Scan the records below. List lines holding "JSON".

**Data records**
_ _ _

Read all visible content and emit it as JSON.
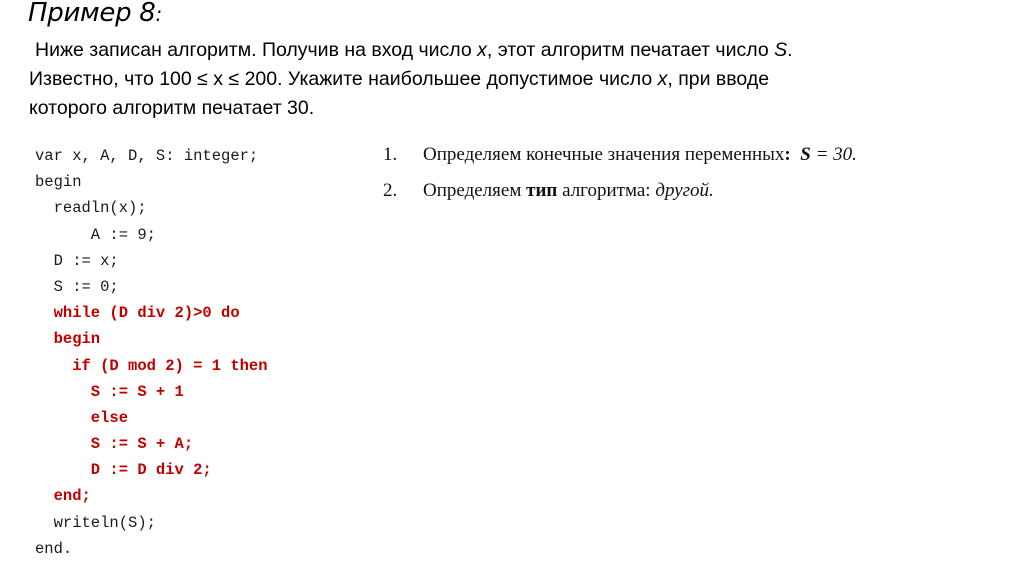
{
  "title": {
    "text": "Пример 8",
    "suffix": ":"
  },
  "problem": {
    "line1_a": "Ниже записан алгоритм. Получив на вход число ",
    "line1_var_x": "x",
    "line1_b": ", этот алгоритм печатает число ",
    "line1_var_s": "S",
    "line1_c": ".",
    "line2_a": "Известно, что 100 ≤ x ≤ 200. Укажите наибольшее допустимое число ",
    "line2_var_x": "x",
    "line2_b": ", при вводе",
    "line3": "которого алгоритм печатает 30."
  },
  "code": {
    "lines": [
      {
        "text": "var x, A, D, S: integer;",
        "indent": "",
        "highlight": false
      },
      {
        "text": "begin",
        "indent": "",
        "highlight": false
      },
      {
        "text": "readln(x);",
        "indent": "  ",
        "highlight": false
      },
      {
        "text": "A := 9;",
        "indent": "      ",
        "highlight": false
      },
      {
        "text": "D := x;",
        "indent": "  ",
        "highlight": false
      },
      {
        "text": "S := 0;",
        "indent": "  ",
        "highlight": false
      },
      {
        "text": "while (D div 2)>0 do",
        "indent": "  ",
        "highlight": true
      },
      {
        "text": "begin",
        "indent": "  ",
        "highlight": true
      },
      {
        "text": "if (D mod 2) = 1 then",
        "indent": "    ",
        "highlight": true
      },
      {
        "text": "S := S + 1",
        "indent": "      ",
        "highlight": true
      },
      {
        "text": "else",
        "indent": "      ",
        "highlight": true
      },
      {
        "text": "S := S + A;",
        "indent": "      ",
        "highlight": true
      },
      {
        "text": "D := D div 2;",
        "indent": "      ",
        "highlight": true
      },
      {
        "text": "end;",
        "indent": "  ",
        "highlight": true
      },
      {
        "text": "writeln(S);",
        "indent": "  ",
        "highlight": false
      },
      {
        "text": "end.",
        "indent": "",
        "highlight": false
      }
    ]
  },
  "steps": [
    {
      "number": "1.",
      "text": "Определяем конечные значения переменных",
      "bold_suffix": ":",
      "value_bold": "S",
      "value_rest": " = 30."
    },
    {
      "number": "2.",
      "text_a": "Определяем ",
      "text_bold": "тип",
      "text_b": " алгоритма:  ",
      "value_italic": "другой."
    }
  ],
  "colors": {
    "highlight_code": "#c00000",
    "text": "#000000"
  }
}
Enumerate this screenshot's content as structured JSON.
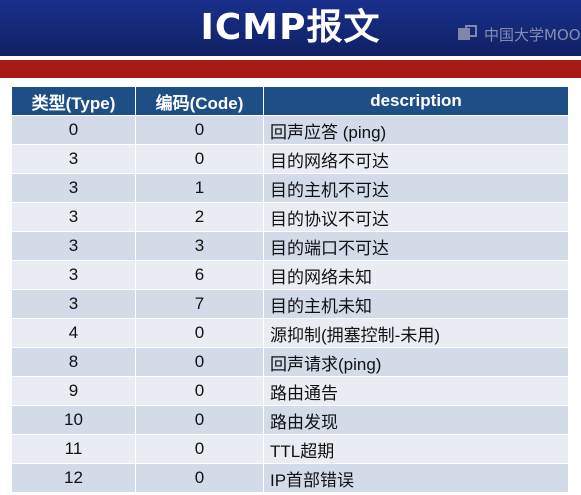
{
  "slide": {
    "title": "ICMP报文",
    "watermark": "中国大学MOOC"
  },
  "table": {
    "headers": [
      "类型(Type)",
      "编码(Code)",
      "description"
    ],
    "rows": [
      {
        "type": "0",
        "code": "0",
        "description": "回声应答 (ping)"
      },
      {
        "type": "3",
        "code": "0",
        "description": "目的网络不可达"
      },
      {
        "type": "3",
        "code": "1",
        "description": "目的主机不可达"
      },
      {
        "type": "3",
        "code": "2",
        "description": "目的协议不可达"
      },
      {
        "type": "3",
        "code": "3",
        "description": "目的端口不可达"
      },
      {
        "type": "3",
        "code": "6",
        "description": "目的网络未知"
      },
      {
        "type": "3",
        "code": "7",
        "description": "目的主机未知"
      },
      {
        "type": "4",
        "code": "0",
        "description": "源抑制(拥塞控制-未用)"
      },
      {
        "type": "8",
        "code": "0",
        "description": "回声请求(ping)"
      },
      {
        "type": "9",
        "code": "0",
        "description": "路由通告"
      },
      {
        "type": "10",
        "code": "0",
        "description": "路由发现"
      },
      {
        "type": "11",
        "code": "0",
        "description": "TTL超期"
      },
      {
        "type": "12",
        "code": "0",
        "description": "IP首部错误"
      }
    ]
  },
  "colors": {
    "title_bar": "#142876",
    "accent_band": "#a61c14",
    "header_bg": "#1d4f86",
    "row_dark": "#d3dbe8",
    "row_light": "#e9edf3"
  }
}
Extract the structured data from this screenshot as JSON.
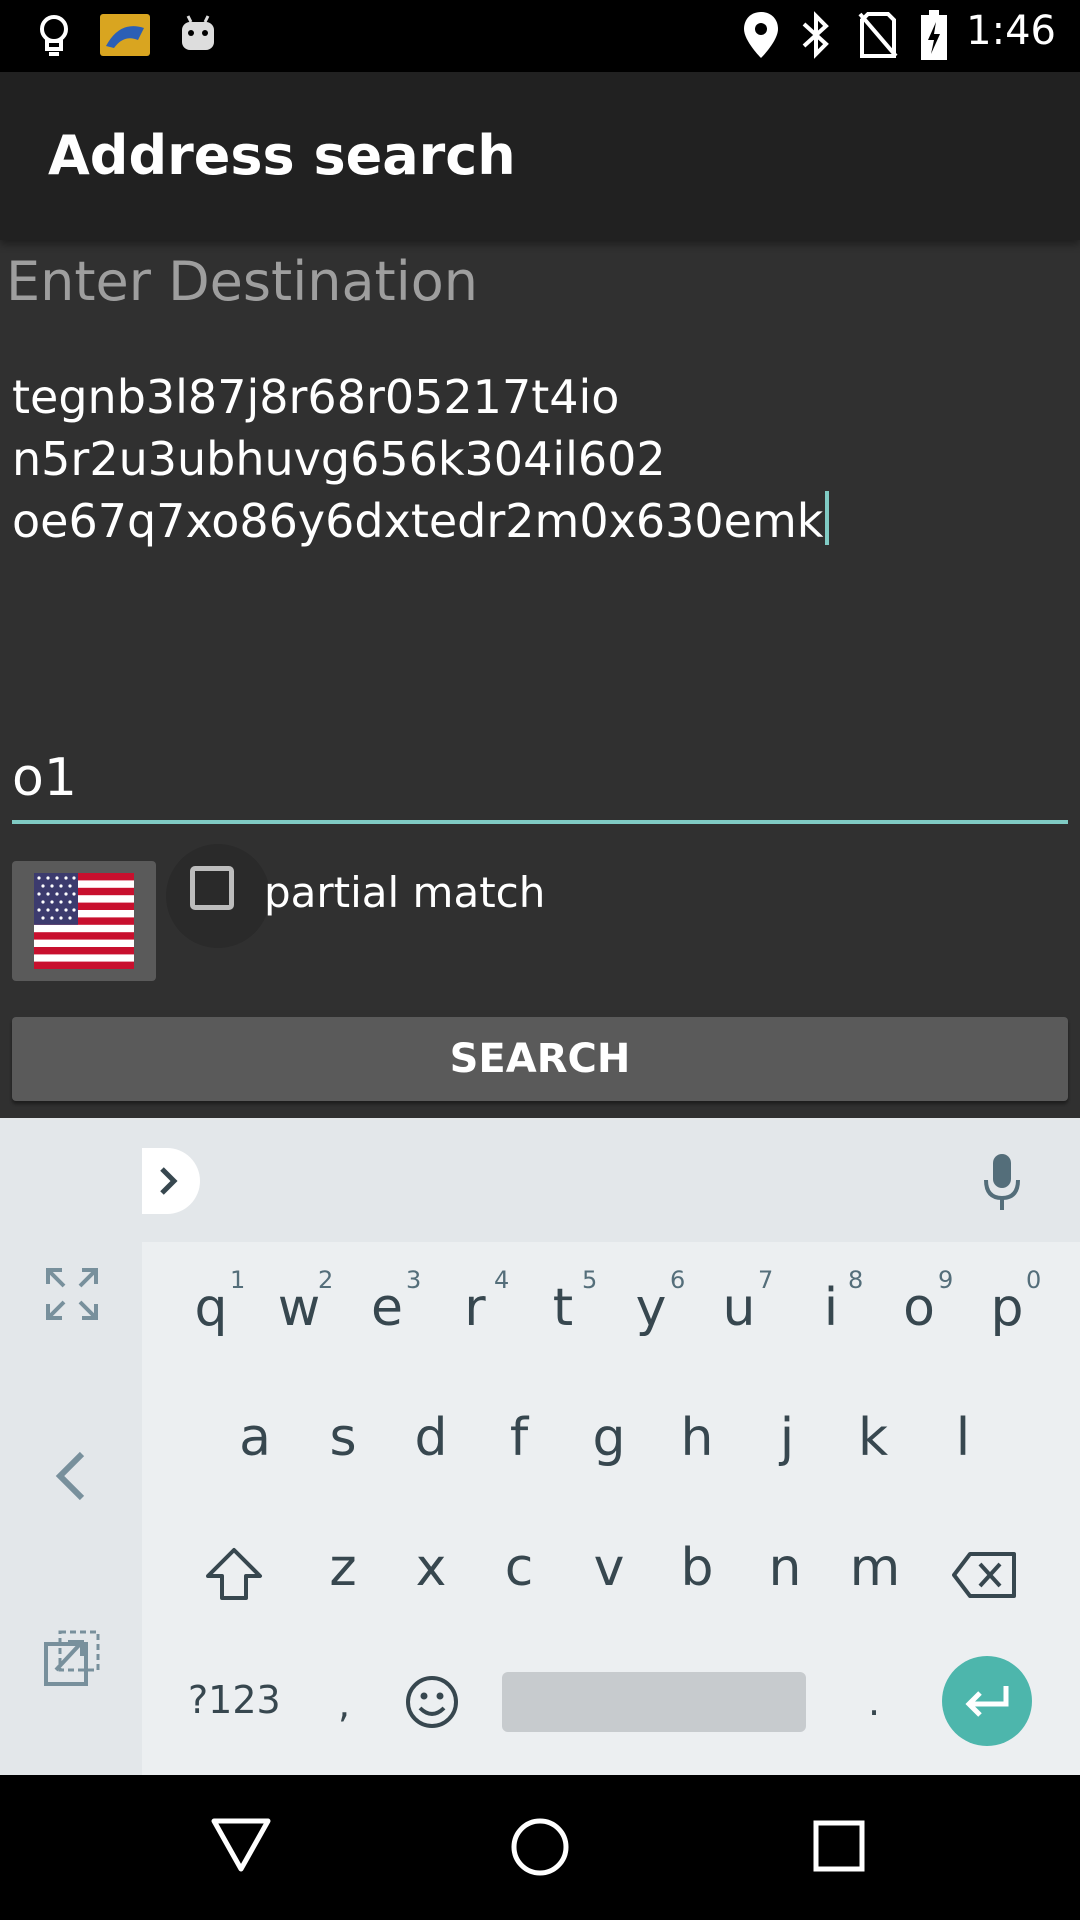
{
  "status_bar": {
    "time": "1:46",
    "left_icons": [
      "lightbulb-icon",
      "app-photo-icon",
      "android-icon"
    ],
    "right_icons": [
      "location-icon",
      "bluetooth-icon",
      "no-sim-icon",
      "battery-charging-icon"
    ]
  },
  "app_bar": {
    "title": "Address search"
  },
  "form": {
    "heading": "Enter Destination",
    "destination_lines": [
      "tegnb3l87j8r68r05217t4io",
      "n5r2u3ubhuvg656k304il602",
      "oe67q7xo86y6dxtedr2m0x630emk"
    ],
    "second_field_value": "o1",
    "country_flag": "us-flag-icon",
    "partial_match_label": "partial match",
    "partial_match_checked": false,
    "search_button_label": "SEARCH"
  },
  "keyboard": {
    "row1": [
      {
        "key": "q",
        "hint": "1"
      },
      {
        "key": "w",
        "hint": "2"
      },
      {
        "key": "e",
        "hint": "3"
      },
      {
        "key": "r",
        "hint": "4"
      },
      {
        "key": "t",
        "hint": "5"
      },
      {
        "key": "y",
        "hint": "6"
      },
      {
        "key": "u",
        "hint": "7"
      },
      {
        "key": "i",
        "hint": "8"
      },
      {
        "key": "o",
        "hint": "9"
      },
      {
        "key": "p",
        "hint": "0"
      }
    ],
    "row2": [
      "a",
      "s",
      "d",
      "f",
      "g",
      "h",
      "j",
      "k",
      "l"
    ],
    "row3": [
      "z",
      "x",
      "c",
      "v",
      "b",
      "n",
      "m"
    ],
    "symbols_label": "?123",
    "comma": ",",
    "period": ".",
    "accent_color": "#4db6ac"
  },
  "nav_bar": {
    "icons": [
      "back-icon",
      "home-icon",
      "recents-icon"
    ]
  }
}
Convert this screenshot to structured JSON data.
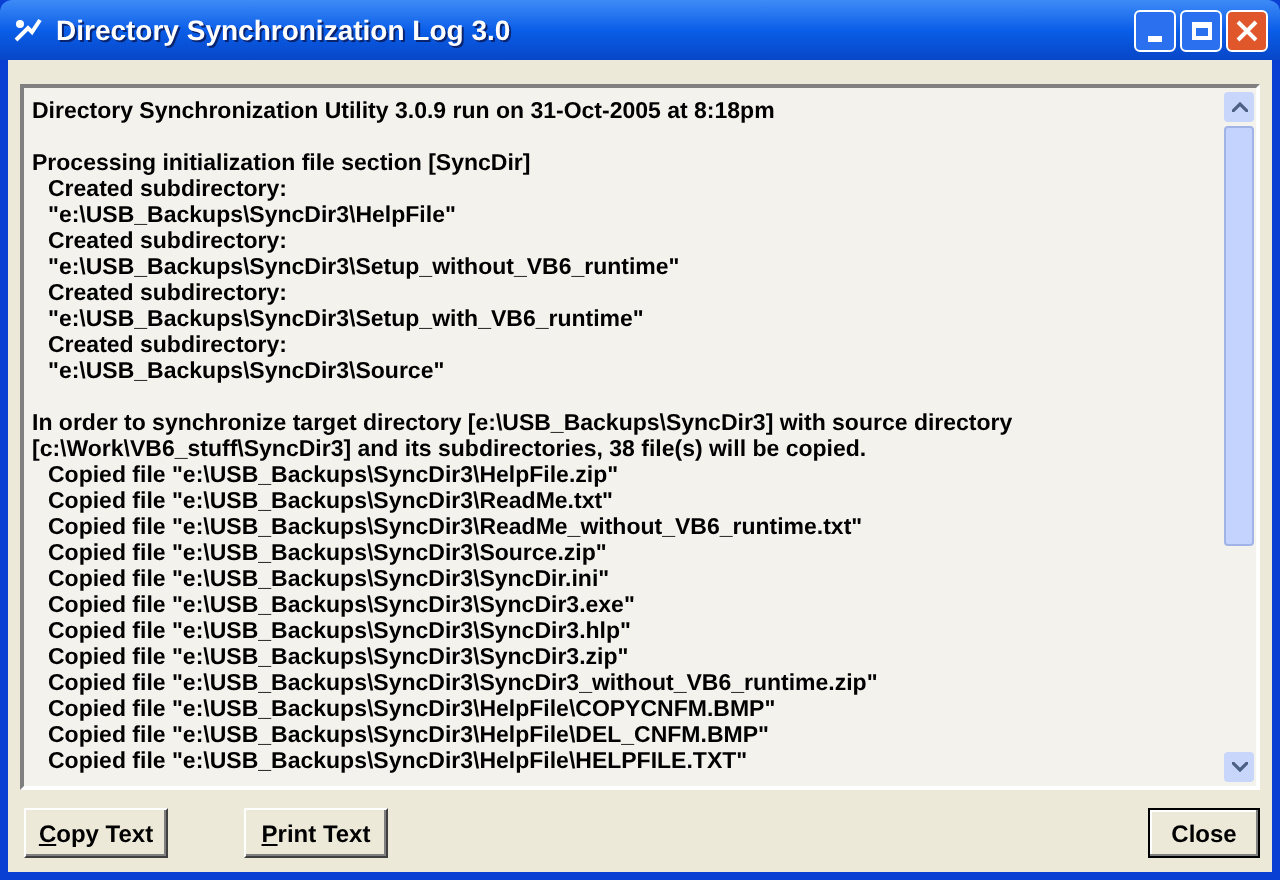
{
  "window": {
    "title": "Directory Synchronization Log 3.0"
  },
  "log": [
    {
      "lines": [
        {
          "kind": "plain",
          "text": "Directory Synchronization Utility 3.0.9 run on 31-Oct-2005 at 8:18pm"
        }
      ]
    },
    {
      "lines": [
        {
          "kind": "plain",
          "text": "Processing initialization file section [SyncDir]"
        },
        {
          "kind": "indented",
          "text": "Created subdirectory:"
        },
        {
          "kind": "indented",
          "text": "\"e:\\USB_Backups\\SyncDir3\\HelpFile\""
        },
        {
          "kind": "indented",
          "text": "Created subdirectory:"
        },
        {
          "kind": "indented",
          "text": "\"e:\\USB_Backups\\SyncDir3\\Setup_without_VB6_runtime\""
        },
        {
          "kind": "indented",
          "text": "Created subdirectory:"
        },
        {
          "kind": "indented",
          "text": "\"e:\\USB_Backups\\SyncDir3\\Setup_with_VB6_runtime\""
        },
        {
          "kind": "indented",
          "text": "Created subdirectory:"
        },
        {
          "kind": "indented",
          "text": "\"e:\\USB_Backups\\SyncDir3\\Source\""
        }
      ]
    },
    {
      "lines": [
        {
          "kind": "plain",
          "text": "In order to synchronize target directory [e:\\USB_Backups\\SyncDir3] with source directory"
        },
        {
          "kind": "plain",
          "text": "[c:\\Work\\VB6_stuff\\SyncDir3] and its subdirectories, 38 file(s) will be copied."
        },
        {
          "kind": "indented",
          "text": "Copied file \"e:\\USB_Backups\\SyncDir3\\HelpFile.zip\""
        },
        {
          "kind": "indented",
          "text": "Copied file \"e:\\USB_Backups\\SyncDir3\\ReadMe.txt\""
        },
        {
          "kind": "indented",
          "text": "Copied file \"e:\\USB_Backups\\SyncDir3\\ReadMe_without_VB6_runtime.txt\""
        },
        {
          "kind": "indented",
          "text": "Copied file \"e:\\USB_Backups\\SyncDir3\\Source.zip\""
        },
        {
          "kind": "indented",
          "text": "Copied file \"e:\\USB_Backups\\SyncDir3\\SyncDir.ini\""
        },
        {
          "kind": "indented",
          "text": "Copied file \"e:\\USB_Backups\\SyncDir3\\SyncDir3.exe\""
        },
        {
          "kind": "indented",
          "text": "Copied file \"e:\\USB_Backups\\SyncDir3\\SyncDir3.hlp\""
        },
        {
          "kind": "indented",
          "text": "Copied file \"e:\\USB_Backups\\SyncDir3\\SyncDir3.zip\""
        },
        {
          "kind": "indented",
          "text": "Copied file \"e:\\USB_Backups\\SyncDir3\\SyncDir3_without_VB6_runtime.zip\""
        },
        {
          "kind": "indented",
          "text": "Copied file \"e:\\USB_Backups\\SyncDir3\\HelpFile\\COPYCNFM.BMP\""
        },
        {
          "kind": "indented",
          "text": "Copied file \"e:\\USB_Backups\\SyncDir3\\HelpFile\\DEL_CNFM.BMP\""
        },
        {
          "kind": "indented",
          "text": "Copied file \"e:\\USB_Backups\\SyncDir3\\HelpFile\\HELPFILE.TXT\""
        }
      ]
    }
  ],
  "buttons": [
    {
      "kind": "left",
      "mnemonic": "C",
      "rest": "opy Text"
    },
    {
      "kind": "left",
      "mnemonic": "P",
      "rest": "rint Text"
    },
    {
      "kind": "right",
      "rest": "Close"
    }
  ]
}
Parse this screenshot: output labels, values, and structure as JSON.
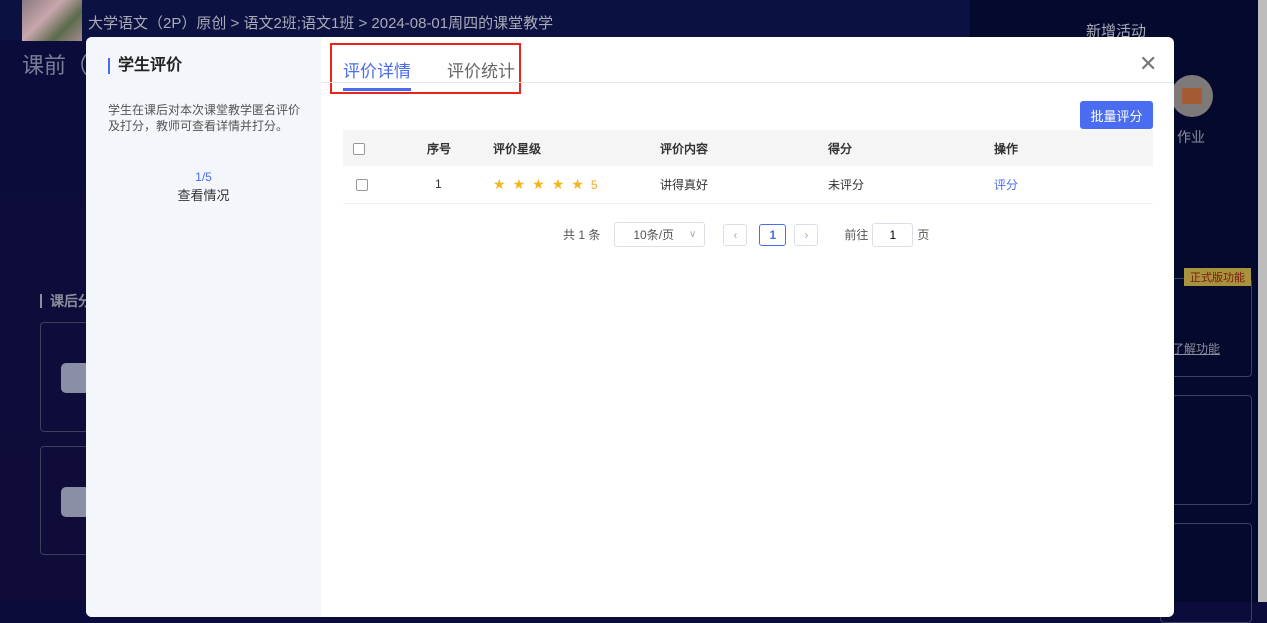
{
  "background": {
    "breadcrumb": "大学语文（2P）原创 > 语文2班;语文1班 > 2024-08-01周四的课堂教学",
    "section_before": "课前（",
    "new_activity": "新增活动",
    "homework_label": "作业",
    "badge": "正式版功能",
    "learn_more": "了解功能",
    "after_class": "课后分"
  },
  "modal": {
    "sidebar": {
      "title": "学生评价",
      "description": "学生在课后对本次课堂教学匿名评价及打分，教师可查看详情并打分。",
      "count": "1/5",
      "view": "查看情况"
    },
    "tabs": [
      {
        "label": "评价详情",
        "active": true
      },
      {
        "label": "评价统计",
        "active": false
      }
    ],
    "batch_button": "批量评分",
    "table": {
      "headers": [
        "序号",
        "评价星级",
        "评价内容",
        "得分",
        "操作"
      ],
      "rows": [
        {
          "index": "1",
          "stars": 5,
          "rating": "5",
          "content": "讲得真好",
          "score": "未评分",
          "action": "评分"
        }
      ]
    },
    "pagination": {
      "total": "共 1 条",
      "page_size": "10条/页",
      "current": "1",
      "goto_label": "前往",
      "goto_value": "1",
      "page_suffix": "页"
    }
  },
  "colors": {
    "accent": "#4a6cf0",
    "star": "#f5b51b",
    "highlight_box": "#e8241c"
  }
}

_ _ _

**Exercise result**
Read all visible content and emit it as JSON.
Enumerate this screenshot's content as structured JSON.
Extract the structured data from this screenshot as JSON.
Convert this screenshot to structured JSON data.
Parse this screenshot: output labels, values, and structure as JSON.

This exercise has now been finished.